### Exercise requirements
In full and without alteration, reproduce every record.

--- Records provided Enclosed Below ---

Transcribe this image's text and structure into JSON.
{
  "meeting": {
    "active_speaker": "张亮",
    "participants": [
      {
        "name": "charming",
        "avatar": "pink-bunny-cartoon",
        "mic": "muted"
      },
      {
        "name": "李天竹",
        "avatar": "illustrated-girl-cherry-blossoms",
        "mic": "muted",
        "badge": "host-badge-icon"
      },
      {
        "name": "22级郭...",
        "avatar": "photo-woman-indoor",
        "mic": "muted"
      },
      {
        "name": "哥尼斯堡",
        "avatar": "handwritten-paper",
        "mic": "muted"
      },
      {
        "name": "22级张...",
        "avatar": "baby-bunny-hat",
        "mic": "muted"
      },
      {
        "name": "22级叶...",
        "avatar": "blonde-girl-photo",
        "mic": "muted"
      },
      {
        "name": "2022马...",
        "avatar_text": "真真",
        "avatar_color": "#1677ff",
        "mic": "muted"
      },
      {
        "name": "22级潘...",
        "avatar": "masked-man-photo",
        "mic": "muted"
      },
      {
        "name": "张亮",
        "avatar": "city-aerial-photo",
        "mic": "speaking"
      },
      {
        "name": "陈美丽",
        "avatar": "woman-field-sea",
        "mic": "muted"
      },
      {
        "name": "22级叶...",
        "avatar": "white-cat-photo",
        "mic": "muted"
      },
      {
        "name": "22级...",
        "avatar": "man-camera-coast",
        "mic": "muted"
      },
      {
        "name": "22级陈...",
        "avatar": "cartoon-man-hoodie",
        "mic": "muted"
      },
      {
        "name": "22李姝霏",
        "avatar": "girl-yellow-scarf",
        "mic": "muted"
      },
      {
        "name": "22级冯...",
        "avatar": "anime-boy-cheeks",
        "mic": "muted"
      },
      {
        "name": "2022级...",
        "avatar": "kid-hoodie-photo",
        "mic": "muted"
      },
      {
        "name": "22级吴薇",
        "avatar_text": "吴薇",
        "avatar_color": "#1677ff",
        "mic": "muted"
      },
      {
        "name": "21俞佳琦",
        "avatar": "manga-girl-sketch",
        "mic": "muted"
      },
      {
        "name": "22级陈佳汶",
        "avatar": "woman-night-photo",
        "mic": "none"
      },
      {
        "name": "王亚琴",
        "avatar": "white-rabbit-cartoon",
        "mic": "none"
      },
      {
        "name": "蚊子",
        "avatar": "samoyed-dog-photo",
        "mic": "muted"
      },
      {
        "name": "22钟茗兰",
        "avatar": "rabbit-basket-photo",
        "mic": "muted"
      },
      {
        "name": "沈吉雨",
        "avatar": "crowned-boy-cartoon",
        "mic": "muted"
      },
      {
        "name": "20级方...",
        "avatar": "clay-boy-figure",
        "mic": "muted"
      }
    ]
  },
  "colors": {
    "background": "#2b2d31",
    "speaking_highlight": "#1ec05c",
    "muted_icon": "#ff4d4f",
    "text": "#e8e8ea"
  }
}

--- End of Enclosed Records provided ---

### Solution to the exercise
Transcribe this image's text and structure into JSON.
{
  "meeting": {
    "active_speaker": "张亮",
    "participants": [
      {
        "name": "charming",
        "avatar": "pink-bunny-cartoon",
        "mic": "muted"
      },
      {
        "name": "李天竹",
        "avatar": "illustrated-girl-cherry-blossoms",
        "mic": "muted",
        "badge": "host-badge-icon"
      },
      {
        "name": "22级郭...",
        "avatar": "photo-woman-indoor",
        "mic": "muted"
      },
      {
        "name": "哥尼斯堡",
        "avatar": "handwritten-paper",
        "mic": "muted"
      },
      {
        "name": "22级张...",
        "avatar": "baby-bunny-hat",
        "mic": "muted"
      },
      {
        "name": "22级叶...",
        "avatar": "blonde-girl-photo",
        "mic": "muted"
      },
      {
        "name": "2022马...",
        "avatar_text": "真真",
        "avatar_color": "#1677ff",
        "mic": "muted"
      },
      {
        "name": "22级潘...",
        "avatar": "masked-man-photo",
        "mic": "muted"
      },
      {
        "name": "张亮",
        "avatar": "city-aerial-photo",
        "mic": "speaking"
      },
      {
        "name": "陈美丽",
        "avatar": "woman-field-sea",
        "mic": "muted"
      },
      {
        "name": "22级叶...",
        "avatar": "white-cat-photo",
        "mic": "muted"
      },
      {
        "name": "22级...",
        "avatar": "man-camera-coast",
        "mic": "muted"
      },
      {
        "name": "22级陈...",
        "avatar": "cartoon-man-hoodie",
        "mic": "muted"
      },
      {
        "name": "22李姝霏",
        "avatar": "girl-yellow-scarf",
        "mic": "muted"
      },
      {
        "name": "22级冯...",
        "avatar": "anime-boy-cheeks",
        "mic": "muted"
      },
      {
        "name": "2022级...",
        "avatar": "kid-hoodie-photo",
        "mic": "muted"
      },
      {
        "name": "22级吴薇",
        "avatar_text": "吴薇",
        "avatar_color": "#1677ff",
        "mic": "muted"
      },
      {
        "name": "21俞佳琦",
        "avatar": "manga-girl-sketch",
        "mic": "muted"
      },
      {
        "name": "22级陈佳汶",
        "avatar": "woman-night-photo",
        "mic": "none"
      },
      {
        "name": "王亚琴",
        "avatar": "white-rabbit-cartoon",
        "mic": "none"
      },
      {
        "name": "蚊子",
        "avatar": "samoyed-dog-photo",
        "mic": "muted"
      },
      {
        "name": "22钟茗兰",
        "avatar": "rabbit-basket-photo",
        "mic": "muted"
      },
      {
        "name": "沈吉雨",
        "avatar": "crowned-boy-cartoon",
        "mic": "muted"
      },
      {
        "name": "20级方...",
        "avatar": "clay-boy-figure",
        "mic": "muted"
      }
    ]
  },
  "colors": {
    "background": "#2b2d31",
    "speaking_highlight": "#1ec05c",
    "muted_icon": "#ff4d4f",
    "text": "#e8e8ea"
  }
}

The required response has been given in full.